Adults of this family can usually be separated from other small flies by the strongly humped thorax, well-developed coxae and often spinose legs but identification within the family between genera and species generally requires close study of microscopic features such as subtle differences in wing venation, variation in chaetotaxy and genitalia. The terrestriallarvae usually feed on fungi, especially the fruiting bodies but also spores and hyphae, but some species have been recorded on mosses and liverworts. The larvae of some species, while still being associated with fungi, are at least partly predatory.
Around a dozen mycetophilid species are unique among flies in displaying bioluminescence. In some species this is restricted to the larval stage but in others this feature is retained by the pupae and adults. It has been suggested that the ability to produce their own light is used by some predatory larvae as a lure for potential prey, although it also obviously makes themselves more susceptible to predation or parasitism. These are not mycetophilids sensu stricto, but belong to the family Keroplatidae.
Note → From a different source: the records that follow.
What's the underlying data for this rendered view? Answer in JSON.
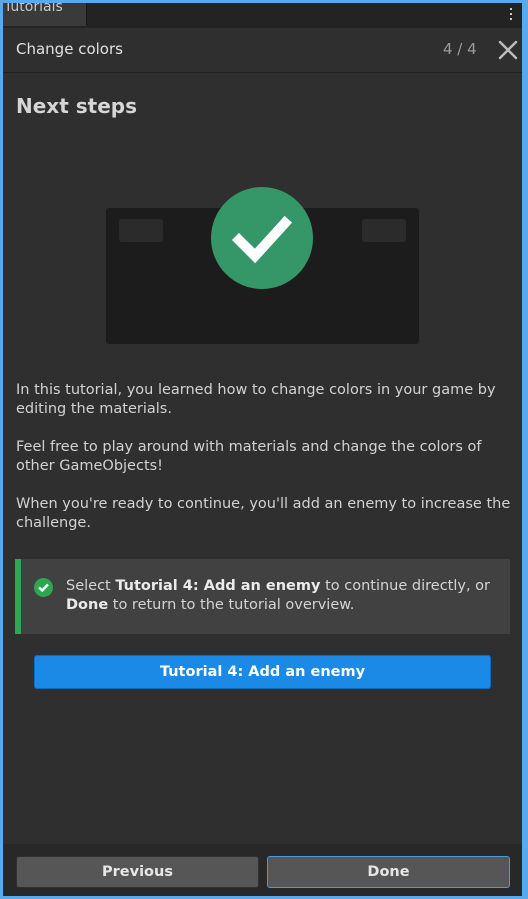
{
  "window": {
    "tab_label": "Tutorials",
    "menu_icon": "kebab-menu-icon"
  },
  "header": {
    "title": "Change colors",
    "progress": "4 / 4",
    "close_icon": "close-icon"
  },
  "content": {
    "section_title": "Next steps",
    "illustration_icon": "checkmark-circle-icon",
    "paragraphs": [
      "In this tutorial, you learned how to change colors in your game by editing the materials.",
      "Feel free to play around with materials and change the colors of other GameObjects!",
      "When you're ready to continue, you'll add an enemy to increase the challenge."
    ],
    "callout": {
      "icon": "check-circle-icon",
      "prefix": "Select ",
      "bold1": "Tutorial 4: Add an enemy",
      "middle": " to continue directly, or ",
      "bold2": "Done",
      "suffix": " to return to the tutorial overview."
    },
    "primary_button": "Tutorial 4: Add an enemy"
  },
  "footer": {
    "previous_label": "Previous",
    "done_label": "Done"
  },
  "colors": {
    "accent_blue": "#1a8ae6",
    "success_green": "#2fa652",
    "panel_bg": "#2f2f2f"
  }
}
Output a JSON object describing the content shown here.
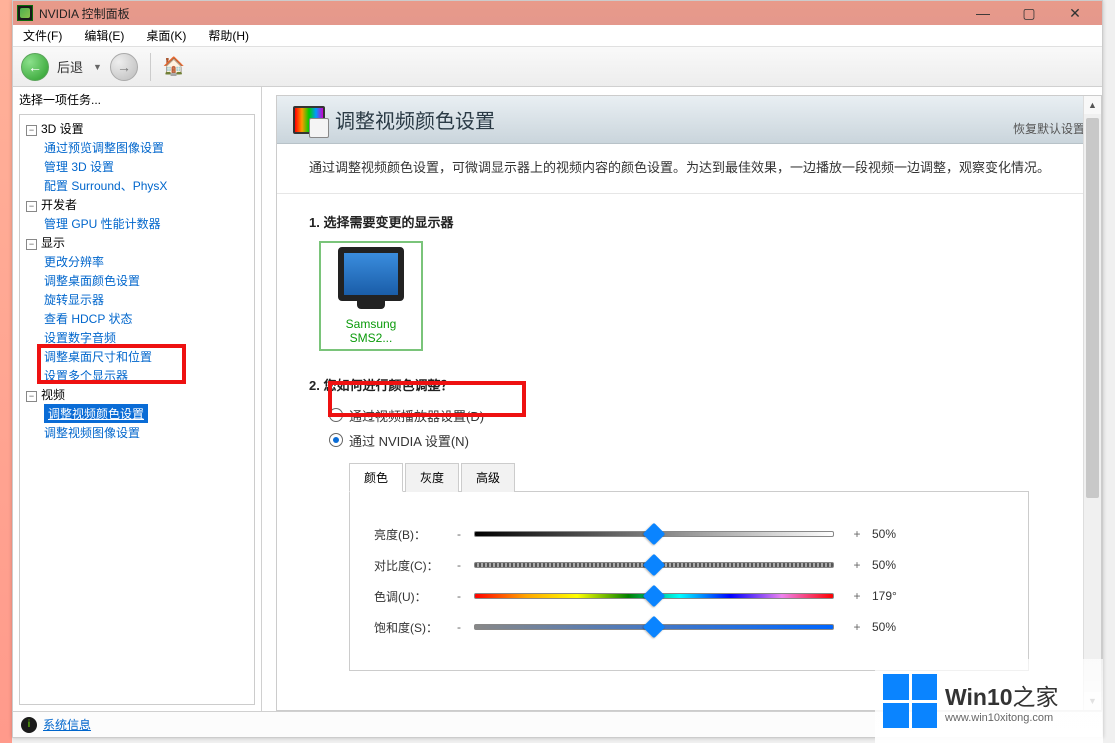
{
  "window": {
    "title": "NVIDIA 控制面板"
  },
  "menubar": [
    "文件(F)",
    "编辑(E)",
    "桌面(K)",
    "帮助(H)"
  ],
  "toolbar": {
    "back": "后退"
  },
  "sidebar": {
    "task_label": "选择一项任务...",
    "groups": [
      {
        "label": "3D 设置",
        "items": [
          "通过预览调整图像设置",
          "管理 3D 设置",
          "配置 Surround、PhysX"
        ]
      },
      {
        "label": "开发者",
        "items": [
          "管理 GPU 性能计数器"
        ]
      },
      {
        "label": "显示",
        "items": [
          "更改分辨率",
          "调整桌面颜色设置",
          "旋转显示器",
          "查看 HDCP 状态",
          "设置数字音频",
          "调整桌面尺寸和位置",
          "设置多个显示器"
        ]
      },
      {
        "label": "视频",
        "items": [
          "调整视频颜色设置",
          "调整视频图像设置"
        ]
      }
    ]
  },
  "content": {
    "title": "调整视频颜色设置",
    "restore": "恢复默认设置",
    "description": "通过调整视频颜色设置，可微调显示器上的视频内容的颜色设置。为达到最佳效果，一边播放一段视频一边调整，观察变化情况。",
    "step1": "1. 选择需要变更的显示器",
    "monitor": "Samsung SMS2...",
    "step2": "2. 您如何进行颜色调整？",
    "radio_player": "通过视频播放器设置(D)",
    "radio_nvidia": "通过 NVIDIA 设置(N)",
    "tabs": {
      "color": "颜色",
      "gamma": "灰度",
      "advanced": "高级"
    },
    "sliders": {
      "brightness": {
        "label": "亮度(B)：",
        "value": "50%",
        "pos": 50
      },
      "contrast": {
        "label": "对比度(C)：",
        "value": "50%",
        "pos": 50
      },
      "hue": {
        "label": "色调(U)：",
        "value": "179°",
        "pos": 50
      },
      "saturation": {
        "label": "饱和度(S)：",
        "value": "50%",
        "pos": 50
      }
    }
  },
  "statusbar": {
    "sysinfo": "系统信息"
  },
  "watermark": {
    "title_a": "Win10",
    "title_b": "之家",
    "url": "www.win10xitong.com"
  }
}
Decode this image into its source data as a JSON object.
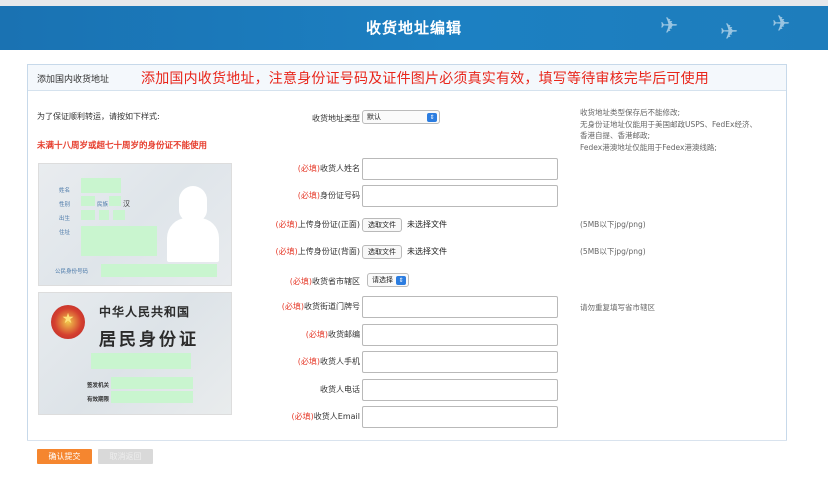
{
  "header": {
    "title": "收货地址编辑"
  },
  "panel": {
    "title": "添加国内收货地址"
  },
  "notice": "添加国内收货地址，注意身份证号码及证件图片必须真实有效，填写等待审核完毕后可使用",
  "hint": "为了保证顺利转运，请按如下样式:",
  "warning": "未满十八周岁或超七十周岁的身份证不能使用",
  "required_tag": "(必填)",
  "card_front": {
    "name_label": "姓名",
    "gender_label": "性别",
    "ethnicity_label": "民族",
    "ethnicity_value": "汉",
    "birth_label": "出生",
    "address_label": "住址",
    "id_label": "公民身份号码"
  },
  "card_back": {
    "title1": "中华人民共和国",
    "title2": "居民身份证",
    "issuer_label": "签发机关",
    "valid_label": "有效期限"
  },
  "form": {
    "address_type": {
      "label": "收货地址类型",
      "value": "默认"
    },
    "name": {
      "label": "收货人姓名"
    },
    "id_number": {
      "label": "身份证号码"
    },
    "id_front": {
      "label": "上传身份证(正面)",
      "button": "选取文件",
      "status": "未选择文件",
      "note": "(5MB以下jpg/png)"
    },
    "id_back": {
      "label": "上传身份证(背面)",
      "button": "选取文件",
      "status": "未选择文件",
      "note": "(5MB以下jpg/png)"
    },
    "region": {
      "label": "收货省市辖区",
      "value": "请选择"
    },
    "street": {
      "label": "收货街道门牌号",
      "note": "请勿重复填写省市辖区"
    },
    "zip": {
      "label": "收货邮编"
    },
    "mobile": {
      "label": "收货人手机"
    },
    "phone": {
      "label": "收货人电话"
    },
    "email": {
      "label": "收货人Email"
    }
  },
  "side_note": {
    "line1": "收货地址类型保存后不能修改;",
    "line2": "无身份证地址仅能用于美国邮政USPS、FedEx经济、",
    "line3": "香港自提、香港邮政;",
    "line4": "Fedex港澳地址仅能用于Fedex港澳线路;"
  },
  "buttons": {
    "confirm": "确认提交",
    "cancel": "取消返回"
  }
}
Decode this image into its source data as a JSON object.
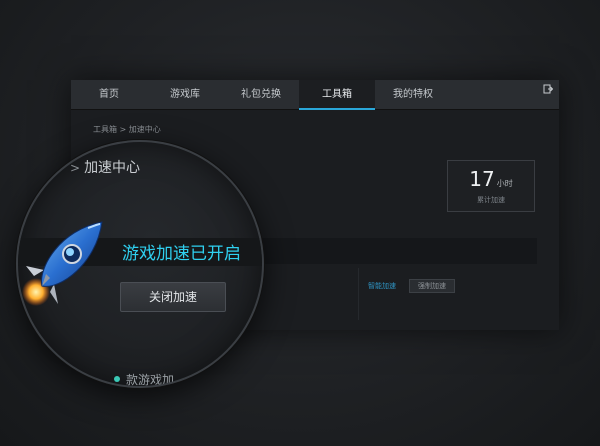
{
  "navbar": {
    "tabs": [
      {
        "label": "首页"
      },
      {
        "label": "游戏库"
      },
      {
        "label": "礼包兑换"
      },
      {
        "label": "工具箱"
      },
      {
        "label": "我的特权"
      }
    ],
    "active_tab": "工具箱"
  },
  "breadcrumb": "工具箱 > 加速中心",
  "stats": {
    "value": "17",
    "unit": "小时",
    "label": "累计加速"
  },
  "row": {
    "link": "智能加速",
    "button": "强制加速"
  },
  "magnifier": {
    "title": "加速中心",
    "status": "游戏加速已开启",
    "button": "关闭加速",
    "footer": "款游戏加"
  },
  "colors": {
    "accent": "#2aa7d8",
    "status": "#2fd0f0"
  }
}
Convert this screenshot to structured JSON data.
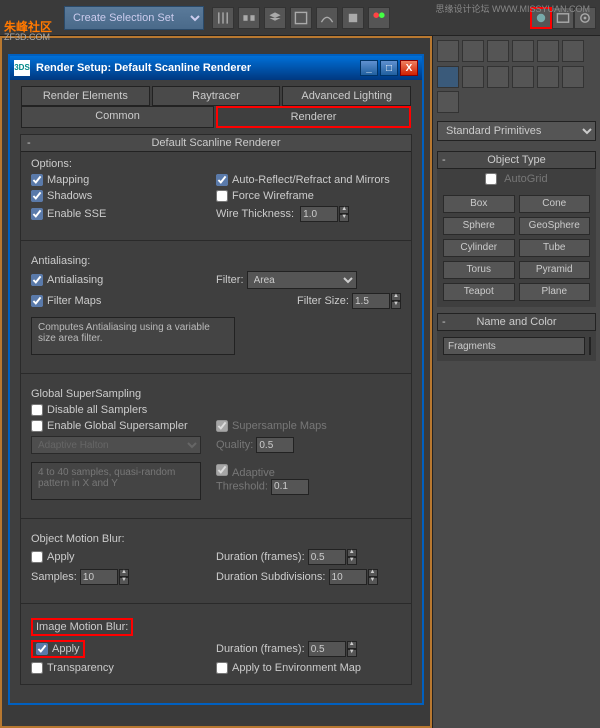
{
  "watermarks": {
    "tl1": "朱峰社区",
    "tl2": "ZF3D.COM",
    "tr": "思缘设计论坛 WWW.MISSYUAN.COM"
  },
  "topbar": {
    "dropdown": "Create Selection Set"
  },
  "rightPanel": {
    "category": "Standard Primitives",
    "objectType": {
      "title": "Object Type",
      "autogrid": "AutoGrid",
      "buttons": [
        "Box",
        "Cone",
        "Sphere",
        "GeoSphere",
        "Cylinder",
        "Tube",
        "Torus",
        "Pyramid",
        "Teapot",
        "Plane"
      ]
    },
    "nameColor": {
      "title": "Name and Color",
      "name": "Fragments"
    }
  },
  "dialog": {
    "title": "Render Setup: Default Scanline Renderer",
    "iconText": "3DS",
    "tabs": {
      "row1": [
        "Render Elements",
        "Raytracer",
        "Advanced Lighting"
      ],
      "row2": [
        "Common",
        "Renderer"
      ]
    },
    "rolloutTitle": "Default Scanline Renderer",
    "options": {
      "header": "Options:",
      "mapping": "Mapping",
      "autoReflect": "Auto-Reflect/Refract and Mirrors",
      "shadows": "Shadows",
      "forceWire": "Force Wireframe",
      "enableSSE": "Enable SSE",
      "wireThick": "Wire Thickness:",
      "wireThickVal": "1.0"
    },
    "antialiasing": {
      "header": "Antialiasing:",
      "antialiasing": "Antialiasing",
      "filterLabel": "Filter:",
      "filterVal": "Area",
      "filterMaps": "Filter Maps",
      "filterSizeLabel": "Filter Size:",
      "filterSizeVal": "1.5",
      "desc": "Computes Antialiasing using a variable size area filter."
    },
    "gss": {
      "header": "Global SuperSampling",
      "disableAll": "Disable all Samplers",
      "enableGlobal": "Enable Global Supersampler",
      "supersampleMaps": "Supersample Maps",
      "method": "Adaptive Halton",
      "qualityLabel": "Quality:",
      "qualityVal": "0.5",
      "adaptive": "Adaptive",
      "thresholdLabel": "Threshold:",
      "thresholdVal": "0.1",
      "desc": "4 to 40 samples, quasi-random pattern in X and Y"
    },
    "omb": {
      "header": "Object Motion Blur:",
      "apply": "Apply",
      "durationLabel": "Duration (frames):",
      "durationVal": "0.5",
      "samplesLabel": "Samples:",
      "samplesVal": "10",
      "subdivLabel": "Duration Subdivisions:",
      "subdivVal": "10"
    },
    "imb": {
      "header": "Image Motion Blur:",
      "apply": "Apply",
      "durationLabel": "Duration (frames):",
      "durationVal": "0.5",
      "transparency": "Transparency",
      "applyEnv": "Apply to Environment Map"
    }
  }
}
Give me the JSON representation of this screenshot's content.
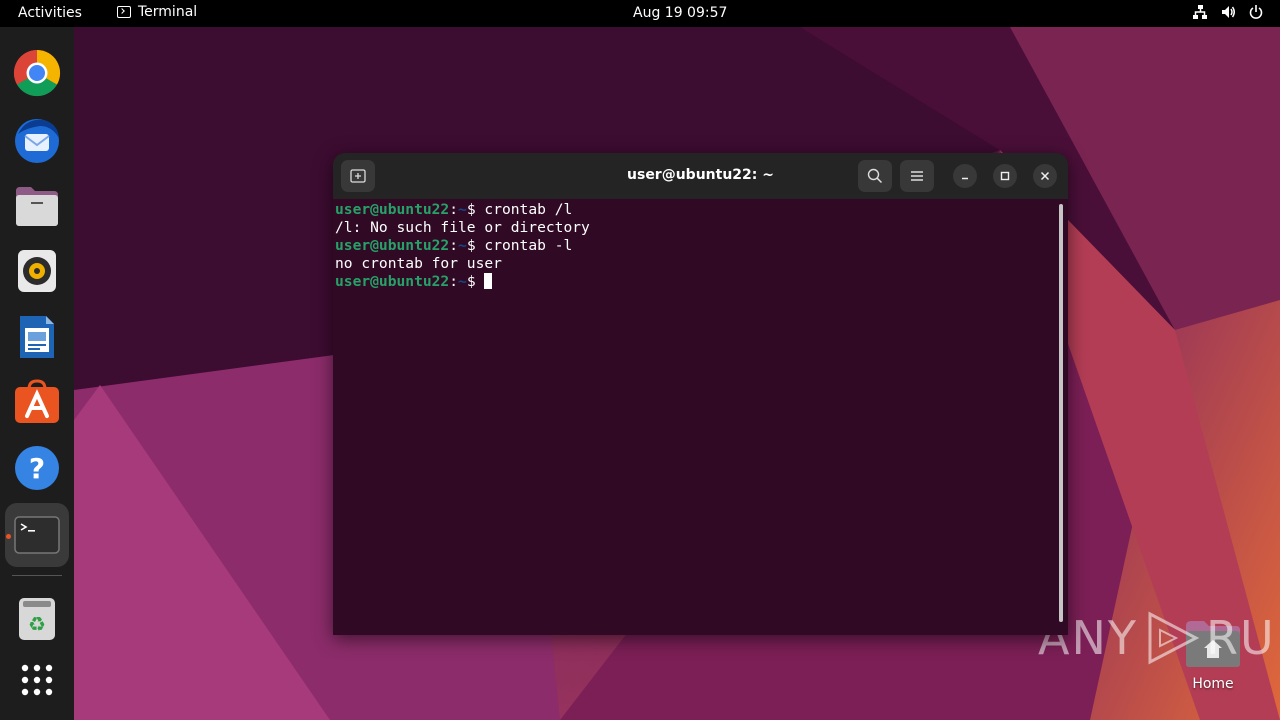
{
  "topbar": {
    "activities": "Activities",
    "app_name": "Terminal",
    "clock": "Aug 19  09:57",
    "tray_icons": [
      "network-icon",
      "volume-icon",
      "power-icon"
    ]
  },
  "dock": {
    "items": [
      "Google Chrome",
      "Thunderbird Mail",
      "Files",
      "Rhythmbox",
      "LibreOffice Writer",
      "Ubuntu Software",
      "Help",
      "Terminal",
      "Trash",
      "Show Applications"
    ],
    "active_item": "Terminal",
    "running_indicator_color": "#e95420"
  },
  "desktop": {
    "home_label": "Home"
  },
  "watermark": {
    "text_left": "ANY",
    "text_right": "RUN"
  },
  "terminal": {
    "title": "user@ubuntu22: ~",
    "lines": [
      {
        "type": "prompt",
        "user": "user@ubuntu22",
        "sep": ":",
        "path": "~",
        "symbol": "$ ",
        "command": "crontab /l"
      },
      {
        "type": "output",
        "text": "/l: No such file or directory"
      },
      {
        "type": "prompt",
        "user": "user@ubuntu22",
        "sep": ":",
        "path": "~",
        "symbol": "$ ",
        "command": "crontab -l"
      },
      {
        "type": "output",
        "text": "no crontab for user"
      },
      {
        "type": "prompt",
        "user": "user@ubuntu22",
        "sep": ":",
        "path": "~",
        "symbol": "$ ",
        "command": ""
      }
    ],
    "colors": {
      "background": "#300a24",
      "prompt_user": "#26a269",
      "prompt_path": "#12488b",
      "titlebar": "#242424"
    }
  }
}
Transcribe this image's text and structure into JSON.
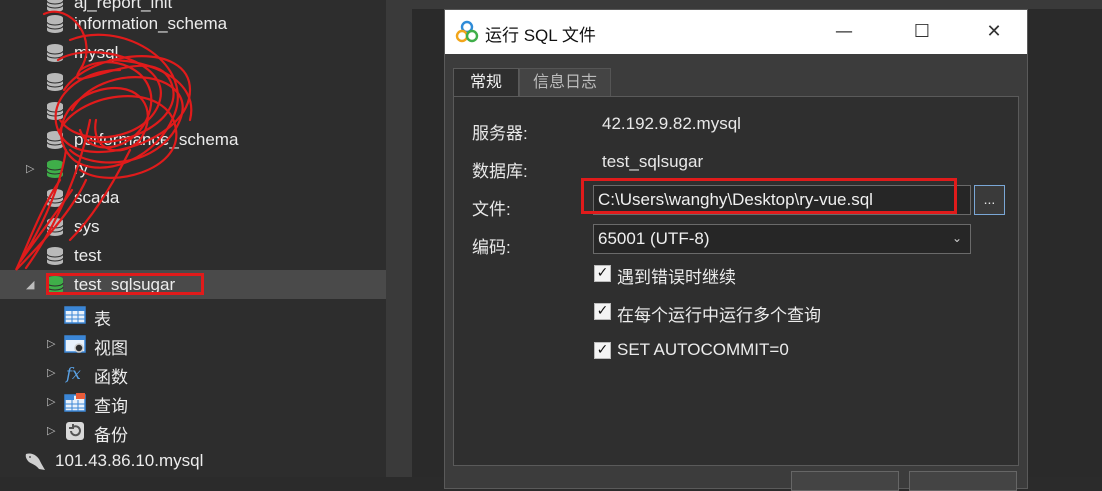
{
  "navigator": {
    "rows": [
      {
        "label": "aj_report_init",
        "icon": "database-icon-gray"
      },
      {
        "label": "information_schema",
        "icon": "database-icon-gray"
      },
      {
        "label": "mysql",
        "icon": "database-icon-gray"
      },
      {
        "label": "",
        "icon": "database-icon-gray"
      },
      {
        "label": "",
        "icon": "database-icon-gray"
      },
      {
        "label": "performance_schema",
        "icon": "database-icon-gray"
      },
      {
        "label": "ry",
        "icon": "database-icon-green"
      },
      {
        "label": "scada",
        "icon": "database-icon-gray"
      },
      {
        "label": "sys",
        "icon": "database-icon-gray"
      },
      {
        "label": "test",
        "icon": "database-icon-gray"
      },
      {
        "label": "test_sqlsugar",
        "icon": "database-icon-green"
      }
    ],
    "children": [
      {
        "label": "表",
        "icon": "table-icon"
      },
      {
        "label": "视图",
        "icon": "view-icon"
      },
      {
        "label": "函数",
        "icon": "function-icon"
      },
      {
        "label": "查询",
        "icon": "query-icon"
      },
      {
        "label": "备份",
        "icon": "backup-icon"
      }
    ],
    "connection": {
      "label": "101.43.86.10.mysql",
      "icon": "mysql-dolphin-icon"
    }
  },
  "dialog": {
    "title": "运行 SQL 文件",
    "tabs": [
      "常规",
      "信息日志"
    ],
    "server_label": "服务器:",
    "server_value": "42.192.9.82.mysql",
    "database_label": "数据库:",
    "database_value": "test_sqlsugar",
    "file_label": "文件:",
    "file_value": "C:\\Users\\wanghy\\Desktop\\ry-vue.sql",
    "browse_label": "...",
    "encoding_label": "编码:",
    "encoding_value": "65001 (UTF-8)",
    "checkboxes": [
      {
        "label": "遇到错误时继续",
        "checked": true
      },
      {
        "label": "在每个运行中运行多个查询",
        "checked": true
      },
      {
        "label": "SET AUTOCOMMIT=0",
        "checked": true
      }
    ]
  },
  "colors": {
    "highlight_red": "#e01b1b",
    "db_green": "#3fae49",
    "db_gray": "#b9b9b9"
  }
}
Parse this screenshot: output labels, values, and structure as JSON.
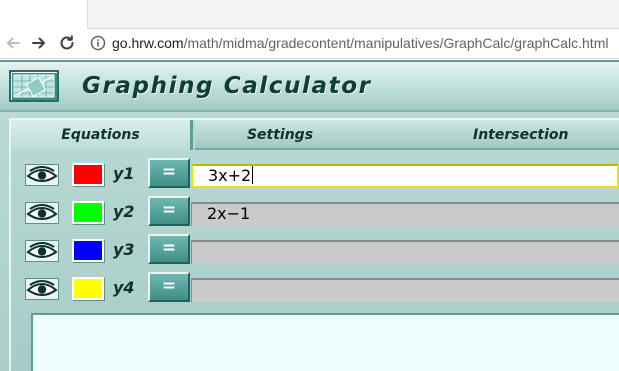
{
  "browser": {
    "back_icon": "arrow-left-icon",
    "forward_icon": "arrow-right-icon",
    "reload_icon": "reload-icon",
    "info_icon": "info-circle-icon",
    "url_host": "go.hrw.com",
    "url_path": "/math/midma/gradecontent/manipulatives/GraphCalc/graphCalc.html"
  },
  "app": {
    "title": "Graphing Calculator",
    "logo_icon": "calculator-graph-logo",
    "tabs": [
      {
        "label": "Equations",
        "selected": true
      },
      {
        "label": "Settings",
        "selected": false
      },
      {
        "label": "Intersection",
        "selected": false
      }
    ],
    "equations": [
      {
        "name": "y1",
        "color": "#ff0000",
        "button": "=",
        "value": "3x+2",
        "active": true
      },
      {
        "name": "y2",
        "color": "#00ff00",
        "button": "=",
        "value": "2x−1",
        "active": false
      },
      {
        "name": "y3",
        "color": "#0000ff",
        "button": "=",
        "value": "",
        "active": false
      },
      {
        "name": "y4",
        "color": "#ffff00",
        "button": "=",
        "value": "",
        "active": false
      }
    ],
    "eye_icon": "eye-icon"
  },
  "colors": {
    "accent": "#3f8f87",
    "title_text": "#0f3e38",
    "panel": "#b9d9d4"
  }
}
Some 800 species (including some of the bioluminescent species) have been split into a separate family by Tuomikoski in 1966, Keroplatidae. This split is not universally recognized as yet and many sources still include the keroplatid genera within Mycetophilidae. Other recent families, included here in Mycetophilidae as they are not recognized by all workers are Ditomyiidae, Lygistorrhinidae, Diadocidiidae and Rangomaramidae. The Mycetophilidae sensu lato contain about 330 described genera. These include :